Abraham Lincoln’s Thanksgiving Message
November 24th, 2010 by Skip McGrath
I would like to thank all of you, my readers, for your business during the past year. Karen and I have been truly blessed by the confidence you have shown when you purchase our books and products.
I hope all of you are surrounded by family and/or friends tomorrow and have the opportunity to give thanks for all the blessings we enjoy. When you give thanks, please take a moment to remember our soldiers, sailors and airmen who are spending this day far from home and the families who also serve by doing their part during the long periods of separation. It is their service that gives us the blessings of freedom we all enjoy not only tomorrow but on every day.
One hundred and forty-seven years ago, two years into the American Civil War, Abraham Lincoln set aside the last Thursday in November as a permanent day of Thanksgiving. He was not the first president to issue a Thanksgiving proclamation, but he was the first to set aside a specific day to celebrate it.
I thought you might enjoy reading the proclamation he issued that day. There is so much in it that is still relevant today.
Abraham Lincoln’s Thanksgiving Proclamation
(from the collection of Lincoln’s papers in the Library of America series, Vol II, pp. 520-521).
The year that is drawing towards its close, has been filled with the blessings of fruitful fields and healthful skies. To these bounties, which are so constantly enjoyed that we are prone to forget the source from which they come, others have been added, which are of so extraordinary a nature, that they cannot fail to penetrate and soften even the heart which is habitually insensible to the ever watchful providence of Almighty God.
In the midst of a civil war of unequalled magnitude and severity, which has sometimes seemed to foreign States to invite and to provoke their aggression, peace has been preserved with all nations, order has been maintained, the laws have been respected and obeyed, and harmony has prevailed everywhere except in the theatre of military conflict; while that theatre has been greatly contracted by the advancing armies and navies of the Union.
Needful diversions of wealth and of strength from the fields of peaceful industry to the national defence, have not arrested the plough, the shuttle, or the ship; the axe had enlarged the borders of our settlements, and the mines, as well of iron and coal as of the precious metals, have yielded even more abundantly than heretofore.
Population has steadily increased, notwithstanding the waste that has been made in the camp, the siege and the battle-field; and the country, rejoicing in the consciousness of augmented strength and vigor, is permitted to expect continuance of years with large increase of freedom.
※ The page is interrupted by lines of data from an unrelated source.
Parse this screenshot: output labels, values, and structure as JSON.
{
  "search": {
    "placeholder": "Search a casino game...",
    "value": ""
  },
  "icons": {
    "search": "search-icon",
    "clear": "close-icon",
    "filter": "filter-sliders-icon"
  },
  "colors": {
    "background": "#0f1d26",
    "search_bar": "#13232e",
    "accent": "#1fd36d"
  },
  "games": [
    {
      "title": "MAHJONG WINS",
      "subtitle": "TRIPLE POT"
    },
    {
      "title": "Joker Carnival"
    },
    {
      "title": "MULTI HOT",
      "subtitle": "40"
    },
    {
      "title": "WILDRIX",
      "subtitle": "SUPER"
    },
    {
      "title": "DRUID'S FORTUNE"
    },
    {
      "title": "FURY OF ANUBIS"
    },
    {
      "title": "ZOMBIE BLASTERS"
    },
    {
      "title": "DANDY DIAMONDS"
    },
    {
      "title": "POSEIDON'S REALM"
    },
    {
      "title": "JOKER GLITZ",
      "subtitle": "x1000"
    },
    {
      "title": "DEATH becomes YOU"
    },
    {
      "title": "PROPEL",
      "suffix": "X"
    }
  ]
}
No human counsel hath devised nor hath any mortal hand worked out these great things. They are the gracious gifts of the Most High God, who, while dealing with us in anger for our sins, hath nevertheless remembered mercy. It has seemed to me fit and proper that they should be solemnly, reverently and gratefully acknowledged as with one heart and voice by the whole American People.
I do therefore invite my fellow citizens in every part of the United States, and also those who are at sea and those who are sojourning in foreign lands, to set apart and observe the last Thursday of November next, as a day of Thanksgiving and Praise to our beneficent Father who dwelleth in the Heavens. And I recommend to them that while offering up the ascriptions justly due to Him for such singular deliverances and blessings, they do also, with humble penitence for our national perverseness and disobedience, commend to his tender care all those who have become widows, orphans, mourners or sufferers in the lamentable civil strife in which we are unavoidably engaged, and fervently implore the interposition of the Almighty Hand to heal the wounds of the nation and to restore it as soon as may be consistent with the Divine purposes to the full enjoyment of peace, harmony, tranquillity and Union.
It is the duty of nations as well as of men to own their dependence upon the overruling power of God; to confess their sins and transgressions in humble sorrow, yet with assured hope that genuine repentance will lead to mercy and pardon; and to recognize the sublime truth, announced in the Holy Scriptures and proven by all history, that those nations are blessed whose God is the Lord.
– Abraham Lincoln’s Thanksgiving Proclamation October 3, 1863
Posted: November 24th, 2010 under Uncategorized.